TASK OBJECTIVE = Copy each line of the data beneath in which the word "kind" appears.

INFORMATION GIVEN =
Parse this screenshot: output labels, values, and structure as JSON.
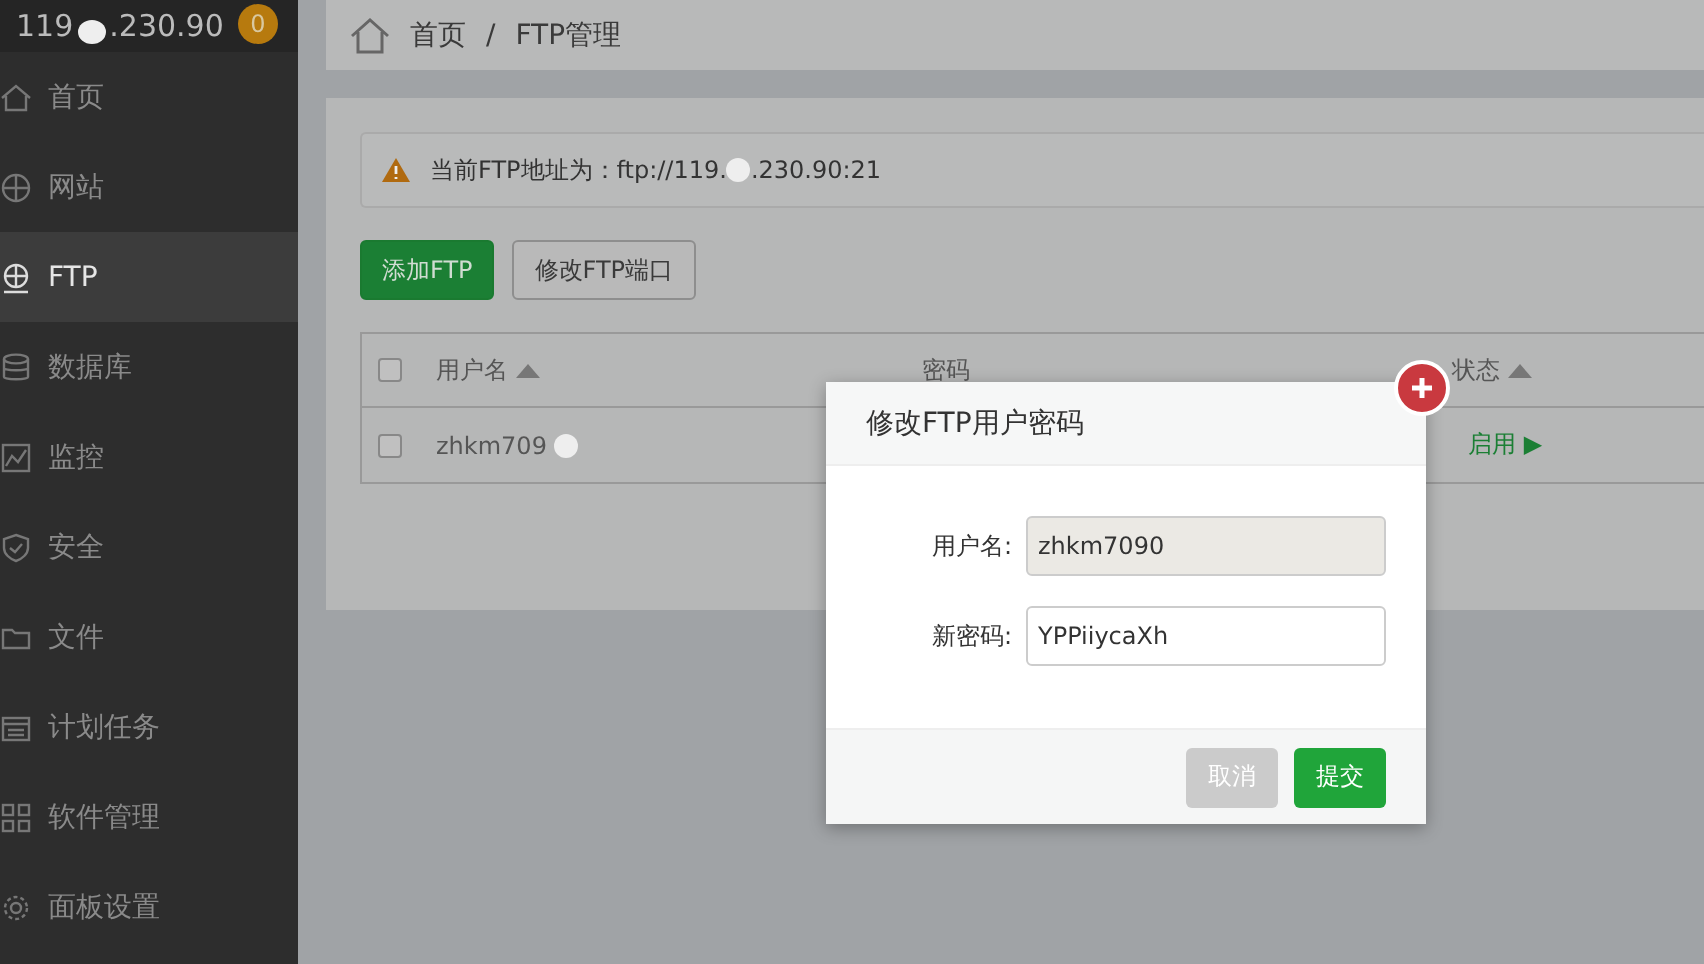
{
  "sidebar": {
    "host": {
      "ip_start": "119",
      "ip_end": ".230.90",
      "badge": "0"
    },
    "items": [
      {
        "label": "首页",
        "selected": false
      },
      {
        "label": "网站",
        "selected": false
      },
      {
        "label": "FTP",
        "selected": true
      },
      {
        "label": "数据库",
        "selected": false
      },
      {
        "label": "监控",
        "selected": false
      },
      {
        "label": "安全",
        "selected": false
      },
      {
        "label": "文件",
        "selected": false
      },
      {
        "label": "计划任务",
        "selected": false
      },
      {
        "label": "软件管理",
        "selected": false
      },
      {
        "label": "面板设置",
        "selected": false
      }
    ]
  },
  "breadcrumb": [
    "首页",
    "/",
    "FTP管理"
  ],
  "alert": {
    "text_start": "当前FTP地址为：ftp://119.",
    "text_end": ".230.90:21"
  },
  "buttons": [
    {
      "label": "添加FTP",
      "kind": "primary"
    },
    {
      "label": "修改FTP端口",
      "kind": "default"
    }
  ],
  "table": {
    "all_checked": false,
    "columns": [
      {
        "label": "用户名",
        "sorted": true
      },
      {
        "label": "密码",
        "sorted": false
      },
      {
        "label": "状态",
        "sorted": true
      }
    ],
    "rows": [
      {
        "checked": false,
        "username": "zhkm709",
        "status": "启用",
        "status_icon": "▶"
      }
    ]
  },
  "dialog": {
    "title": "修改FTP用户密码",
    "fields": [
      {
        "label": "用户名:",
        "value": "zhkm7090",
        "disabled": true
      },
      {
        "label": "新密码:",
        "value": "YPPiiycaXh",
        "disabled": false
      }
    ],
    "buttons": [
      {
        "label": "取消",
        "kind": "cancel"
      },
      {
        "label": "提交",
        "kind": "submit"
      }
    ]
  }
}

COMPLETED EXERCISE =
      "kind": "primary"
      "kind": "default"
        "kind": "cancel"
        "kind": "submit"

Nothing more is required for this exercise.